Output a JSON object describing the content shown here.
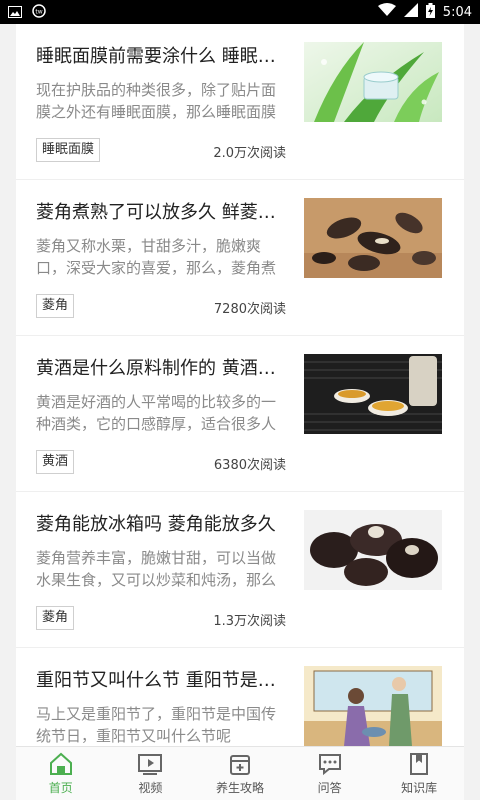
{
  "status_bar": {
    "time": "5:04",
    "icons": [
      "image-icon",
      "app-badge-icon",
      "wifi-icon",
      "signal-icon",
      "battery-charging-icon"
    ]
  },
  "articles": [
    {
      "title": "睡眠面膜前需要涂什么 睡眠面膜使用前用什么",
      "summary": "现在护肤品的种类很多，除了贴片面膜之外还有睡眠面膜，那么睡眠面膜前需要涂什么",
      "tag": "睡眠面膜",
      "reads": "2.0万次阅读",
      "image": "aloe-cream-jar"
    },
    {
      "title": "菱角煮熟了可以放多久 鲜菱角煮熟能放几天",
      "summary": "菱角又称水栗，甘甜多汁，脆嫩爽口，深受大家的喜爱，那么，菱角煮熟了可以放多久",
      "tag": "菱角",
      "reads": "7280次阅读",
      "image": "water-caltrop"
    },
    {
      "title": "黄酒是什么原料制作的 黄酒的原料有哪些",
      "summary": "黄酒是好酒的人平常喝的比较多的一种酒类，它的口感醇厚，适合很多人饮用",
      "tag": "黄酒",
      "reads": "6380次阅读",
      "image": "rice-wine-cups"
    },
    {
      "title": "菱角能放冰箱吗 菱角能放多久",
      "summary": "菱角营养丰富，脆嫩甘甜，可以当做水果生食，又可以炒菜和炖汤，那么菱角能放冰箱吗",
      "tag": "菱角",
      "reads": "1.3万次阅读",
      "image": "water-caltrop-dark"
    },
    {
      "title": "重阳节又叫什么节 重阳节是哪一天",
      "summary": "马上又是重阳节了，重阳节是中国传统节日，重阳节又叫什么节呢",
      "tag": "",
      "reads": "",
      "image": "elderly-couple-illustration"
    }
  ],
  "tabs": [
    {
      "label": "首页",
      "icon": "home-icon",
      "active": true
    },
    {
      "label": "视频",
      "icon": "video-icon",
      "active": false
    },
    {
      "label": "养生攻略",
      "icon": "guide-icon",
      "active": false
    },
    {
      "label": "问答",
      "icon": "qa-icon",
      "active": false
    },
    {
      "label": "知识库",
      "icon": "bookmark-icon",
      "active": false
    }
  ],
  "colors": {
    "accent": "#4caf50",
    "text": "#222222",
    "muted": "#8a8a8a"
  }
}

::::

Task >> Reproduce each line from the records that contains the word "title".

Result of this exercise >>
      "title": "睡眠面膜前需要涂什么 睡眠面膜使用前用什么",
      "title": "菱角煮熟了可以放多久 鲜菱角煮熟能放几天",
      "title": "黄酒是什么原料制作的 黄酒的原料有哪些",
      "title": "菱角能放冰箱吗 菱角能放多久",
      "title": "重阳节又叫什么节 重阳节是哪一天",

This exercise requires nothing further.